The Bladensburg Cross is a Christian symbol on government property…
Because the Bladensburg Cross is a Christian symbol, it sends a message to all of our non-Christian MRFF clients that they are outsiders and unwelcome in the Town of Bladensburg. This message is particularly harmful in the context of a war memorial. It sends Read more
A week ago, Michael “Mikey” Weinstein complained to US Navy CAPT Douglas Pfeifle that he was “essentially spiritually raping” his recruits after civilian chapel volunteers were summarily banned from the base earlier this month. CAPT Pfeifle replied to Weinstein the next day, saying he’d get back to him. A week later, with no response, Weinstein attempted to up the ante by having an actual lawyer write a letter to CAPT Pfeifle, claiming there was a “constitutional question” with the Recruit Training Command’s action [emphasis added]:
There is a constitutional question whether denying similarly situated individuals under your command substantially similar rights to exercise religious freedoms violates the right to equal protection under the Fifth Amendment of the Constitution of the United States.
You don’t even have to crack out your high school American government books to see the error from Weinstein’s presumably high-brow lawyer. The Fifth Amendment contains important protections of citizens’ rights, but it has nothing to do with “equal protection.” That’s the Fourteenth Amendment.
The writer is Mr. Robert Eye of Kauffman-Eye, who Read more
As reported at FoxNews, the union representing civilian employees at Eglin Air Force Base demanded the removal of two “senior management officials” because they displayed “I Support Phil” stickers.
Alan Cooper, the executive vice president of the local chapter of the American Federation of Government Employees, said one of the officials also displayed the “I Support Phil” decals in his office last month and offered them to subordinates.
“The BUE (bargaining union employee) was clearly offended and disgusted that a senior management official would display Read more
The proposed Lake Elsinore war memorial — which was to portray the iconic silhouette of a soldier kneeling at a cross-shaped headstone — was declared unconstitutional by US District Judge Stephen Wilson:
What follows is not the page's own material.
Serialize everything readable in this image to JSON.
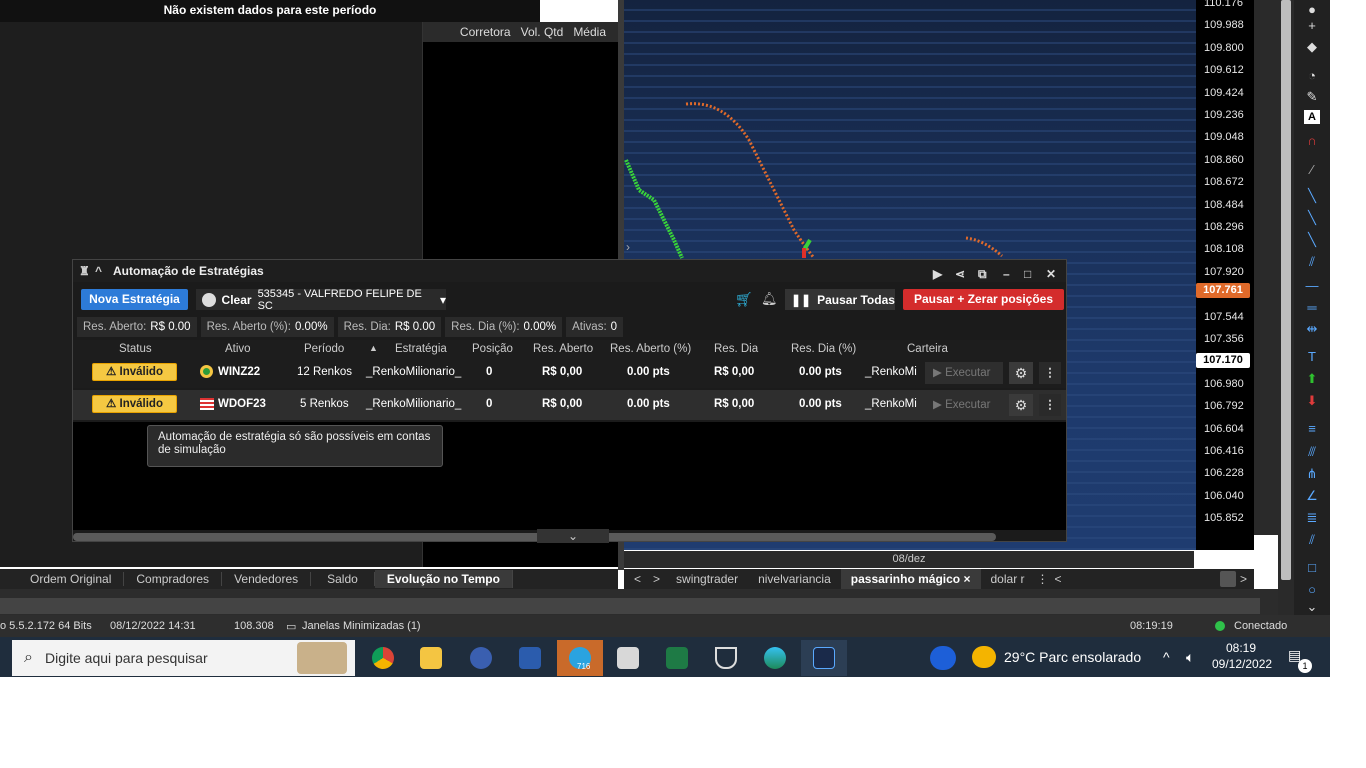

On Thursday (Feb. 27), U.S. District Judge Stephen V. Wilson of California’s Central District ruled that a granite monument depicting a soldier kneeling in prayer before a cross lacked “a secular purpose” and has “the unconstitutional effect” of endorsing religion over nonreligion.
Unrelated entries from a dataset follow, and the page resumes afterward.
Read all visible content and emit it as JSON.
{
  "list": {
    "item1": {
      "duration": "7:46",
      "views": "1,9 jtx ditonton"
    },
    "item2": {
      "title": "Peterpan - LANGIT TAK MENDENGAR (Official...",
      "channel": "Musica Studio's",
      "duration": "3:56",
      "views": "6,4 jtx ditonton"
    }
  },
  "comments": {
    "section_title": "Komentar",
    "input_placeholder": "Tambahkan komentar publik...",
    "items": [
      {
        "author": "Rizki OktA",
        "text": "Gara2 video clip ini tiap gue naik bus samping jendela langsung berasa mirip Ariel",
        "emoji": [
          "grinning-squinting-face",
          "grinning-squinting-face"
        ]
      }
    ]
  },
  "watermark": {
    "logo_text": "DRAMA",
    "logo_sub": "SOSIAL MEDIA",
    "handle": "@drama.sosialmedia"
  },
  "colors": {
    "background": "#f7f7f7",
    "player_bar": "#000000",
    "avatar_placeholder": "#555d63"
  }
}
For those that can’t seem to remember, the US Constitution says this about religion:
Congress shall make no law respecting an establishment of religion, or prohibiting the free exercise thereof…
Is such a stone really Congress making a law respecting establishment? Using the Lemon Test, the Judge (PDF) said: Read more
Over at the Journal of Faith and War, one of the most read articles is “The Religious Rights of Those in Uniform,” written by Robert “Skip” Ash, a 22-year Army veteran and Jay Sekulow of the ACLJ.
The lengthy but thorough essay gives an excellent discussion on the issues of religious liberty, the law, the Constitution, and military policy.
There are growing numbers of persons and advocacy groups in the United States actively seeking to remove from public life — including in the armed services — virtually all symbols and expression of religion and America’s religious heritage by advocating strict separation of church and state. Many of these groups are already actively engaged in filing lawsuits against DOD and its leaders over various concerns about religious expression in the armed services… Read more
A California Federal court has said that the proposed design of the Lake Elsinore Veteran’s memorial — which contains the iconic graphic of a Soldier kneeling at a cross-shaped headstone — “likely violates the Establishment Clause” of the US Constitution.
Even as a discussion is ongoing about the use of a Star of David in a Holocaust memorial in Ohio, the court found that Read more